Unsurprisingly, Wonga customers have been told to change their passwords after the payday loan firm admitted it had suffered a major data breach affecting over a quarter of a million of its customers.
In a statement issued by the firm, it said that it believed that there may have been illegal and unauthorised access to the personal data of some of its customers. It added that it was “urgently working to establish further details and contacting those who we know have been impacted”.
"We are working closely with authorities and we are in the process of informing affected customers. We sincerely apologise for the inconvenience caused,” it added.
So far, the type of information that has been accessed included names, e-mail addresses, home addresses, phone numbers, the last four digits of a customer's card number and bank account numbers and sort codes.
The loan firm said it did not believe account passwords were compromised, but added that concerned users should change password. It also recommended that users should look out for any unusual activity across any bank accounts and online portals.
Wonga has informed the Information Commissioner's Office and the Financial Conduct Authority about the breach.
According to reports by the Guardian, Wonga only became aware of a problem last week, but it wasn't until Friday that it realised data could be accessed externally and only started to contact customers on Saturday. Affected customers are located both in the UK and Poland.
Richard Henderson, global security strategist at Absolute, told SC Media UK that it highlights yet another reason GDPR can't come quickly enough.
“With so many brands being breached so frequently, consumers need more stringent controls and protection in terms of detection and notification so that organisations start to take this threat seriously,” he said.
“With enforcement just over a year away, it really is disappointing to see organisations continuing to fail. These regulations will hopefully see security efforts tightened everywhere to ensure that every vulnerability is locked down, businesses have full insight into who holds their sensitive data and that it is protected no matter where it resides.”
Ross Brewer, vice president and managing director EMEA at LogRhythm, said that the worrying part of the breach is the type of data that is thought to have been taken.
“It's become relatively common for hackers to get their hands on names, email addresses and phone numbers, but, in this case, bank details are also believed to have been stolen. For 250,000 people, this will be a big problem. Hackers use information they steal to build profiles of their victims so that they can access money or more confidential data; the more information they have, the easier it is,” he said.
Dan Panesar, VP EMEA at Certes Networks, told SC Media UK that the problem lies in the entire industry's approach to cyber-security.
“There is an inherent flaw in the current ‘protect', ‘detect', ‘react' model. It may work within the confines of current regulatory requirements, but once a hacker bypasses a network's outer perimeter they are free to move uninhibited across the network, accessing a jackpot of sensitive data and wreaking havoc,” he said.
“There is a crucial step missing – once a hacker gains access to a network, the threat they pose must be contained. By applying a zero-trust strategy using cryptographic segmentation to ensure a hacker cannot roam freely across the network, businesses can significantly limit the impact of an attack or breach,” he added.

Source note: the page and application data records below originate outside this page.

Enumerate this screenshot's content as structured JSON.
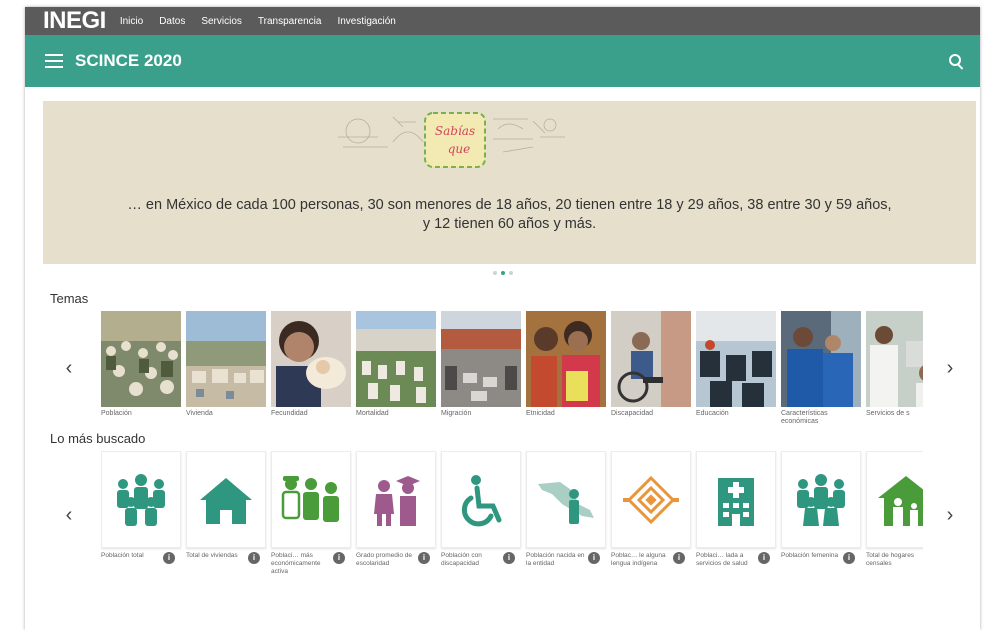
{
  "topbar": {
    "logo": "INEGI",
    "nav": [
      "Inicio",
      "Datos",
      "Servicios",
      "Transparencia",
      "Investigación"
    ]
  },
  "appbar": {
    "title": "SCINCE 2020"
  },
  "banner": {
    "badge_line1": "Sabías",
    "badge_line2": "que",
    "text_line1": "… en México de cada 100 personas, 30 son menores de 18 años, 20 tienen entre 18 y 29 años, 38 entre 30 y 59 años,",
    "text_line2": "y 12 tienen 60 años y más.",
    "active_slide": 2,
    "slides": 3
  },
  "temas": {
    "title": "Temas",
    "prev": "‹",
    "next": "›",
    "items": [
      {
        "label": "Población",
        "img": "crowd-photo"
      },
      {
        "label": "Vivienda",
        "img": "houses-photo"
      },
      {
        "label": "Fecundidad",
        "img": "baby-photo"
      },
      {
        "label": "Mortalidad",
        "img": "cemetery-photo"
      },
      {
        "label": "Migración",
        "img": "border-photo"
      },
      {
        "label": "Etnicidad",
        "img": "indigenous-women-photo"
      },
      {
        "label": "Discapacidad",
        "img": "wheelchair-photo"
      },
      {
        "label": "Educación",
        "img": "classroom-photo"
      },
      {
        "label": "Características económicas",
        "img": "workers-photo"
      },
      {
        "label": "Servicios de s",
        "img": "doctor-photo"
      }
    ]
  },
  "buscado": {
    "title": "Lo más buscado",
    "prev": "‹",
    "next": "›",
    "accent": "#2f9680",
    "secondary": "#9e5a8c",
    "orange": "#e8953b",
    "green": "#4a9b3a",
    "items": [
      {
        "label": "Población total",
        "icon": "population-icon"
      },
      {
        "label": "Total de viviendas",
        "icon": "house-icon"
      },
      {
        "label": "Poblaci… más económicamente activa",
        "icon": "workers-icon"
      },
      {
        "label": "Grado promedio de escolaridad",
        "icon": "graduates-icon"
      },
      {
        "label": "Población con discapacidad",
        "icon": "wheelchair-icon"
      },
      {
        "label": "Población nacida en la entidad",
        "icon": "map-person-icon"
      },
      {
        "label": "Poblac… le alguna lengua indígena",
        "icon": "indigenous-pattern-icon"
      },
      {
        "label": "Poblaci… lada a servicios de salud",
        "icon": "hospital-icon"
      },
      {
        "label": "Población femenina",
        "icon": "women-group-icon"
      },
      {
        "label": "Total de hogares censales",
        "icon": "household-icon"
      }
    ],
    "info_glyph": "i"
  }
}
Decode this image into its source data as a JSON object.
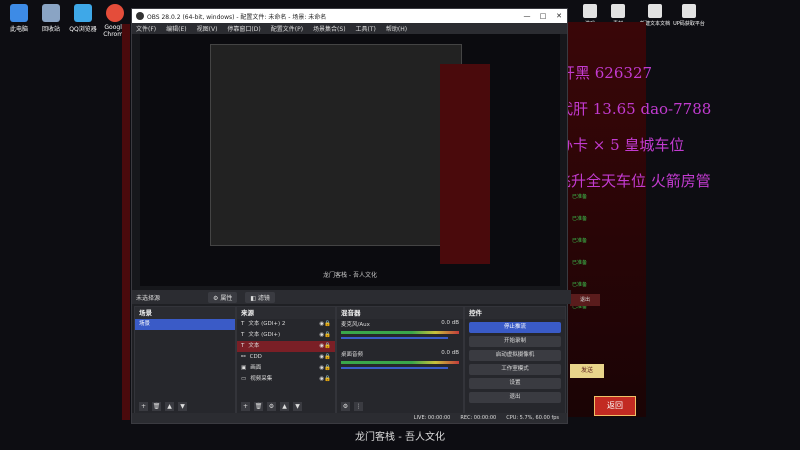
{
  "desktop": {
    "icons": [
      {
        "label": "此电脑",
        "color": "#3d8be6"
      },
      {
        "label": "回收站",
        "color": "#8aa4c4"
      },
      {
        "label": "QQ浏览器",
        "color": "#3ea8e8"
      },
      {
        "label": "Google Chrome",
        "color": "#e44d3a"
      }
    ],
    "right_icons": [
      {
        "label": "游戏"
      },
      {
        "label": "素材"
      },
      {
        "label": "新建文本文档"
      },
      {
        "label": "UP码获取平台"
      }
    ]
  },
  "obs": {
    "title": "OBS 28.0.2 (64-bit, windows) - 配置文件: 未命名 - 场景: 未命名",
    "window_controls": [
      "—",
      "□",
      "✕"
    ],
    "menu": [
      "文件(F)",
      "编辑(E)",
      "视图(V)",
      "停靠窗口(D)",
      "配置文件(P)",
      "场景集合(S)",
      "工具(T)",
      "帮助(H)"
    ],
    "scene_bar": {
      "label": "未选择源",
      "properties": "属性",
      "filters": "滤镜"
    },
    "preview_caption": "龙门客栈 - 吾人文化",
    "scenes": {
      "title": "场景",
      "items": [
        "场景"
      ]
    },
    "sources": {
      "title": "来源",
      "items": [
        {
          "label": "文本 (GDI+) 2",
          "active": false
        },
        {
          "label": "文本 (GDI+)",
          "active": false
        },
        {
          "label": "文本",
          "active": true
        },
        {
          "label": "CDD",
          "active": false
        },
        {
          "label": "画面",
          "active": false
        },
        {
          "label": "视频采集",
          "active": false
        }
      ]
    },
    "mixer": {
      "title": "混音器",
      "channels": [
        {
          "name": "麦克风/Aux",
          "db": "0.0 dB"
        },
        {
          "name": "桌面音频",
          "db": "0.0 dB"
        }
      ]
    },
    "controls": {
      "title": "控件",
      "buttons": [
        "停止推流",
        "开始录制",
        "启动虚拟摄像机",
        "工作室模式",
        "设置",
        "退出"
      ]
    },
    "status": {
      "live": "LIVE: 00:00:00",
      "rec": "REC: 00:00:00",
      "cpu": "CPU: 5.7%, 60.00 fps"
    }
  },
  "overlay": {
    "line1": "开黑 626327",
    "line2": "代肝 13.65 dao-7788",
    "line3": "办卡 × 5 皇城车位",
    "line4": "飞升全天车位 火箭房管"
  },
  "game": {
    "green_labels": [
      "已准备",
      "已准备",
      "已准备",
      "已准备",
      "已准备",
      "已准备"
    ],
    "exit_label": "退出",
    "send_label": "发送",
    "return_label": "返回",
    "bottom_left": "发送",
    "bottom_right": "返回"
  },
  "caption": "龙门客栈 - 吾人文化",
  "colors": {
    "accent": "#3a5bc7",
    "overlay_text": "#c23bd0",
    "active_source": "#7a1f26",
    "ready_green": "#3cbb4a"
  }
}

“With up to 270,000 consumers affected, cyber-security professionals have a duty to act, changing the mind-set within the industry to develop a better security model, one that is equipped to deal with the threat posed by the modern-day hacker.”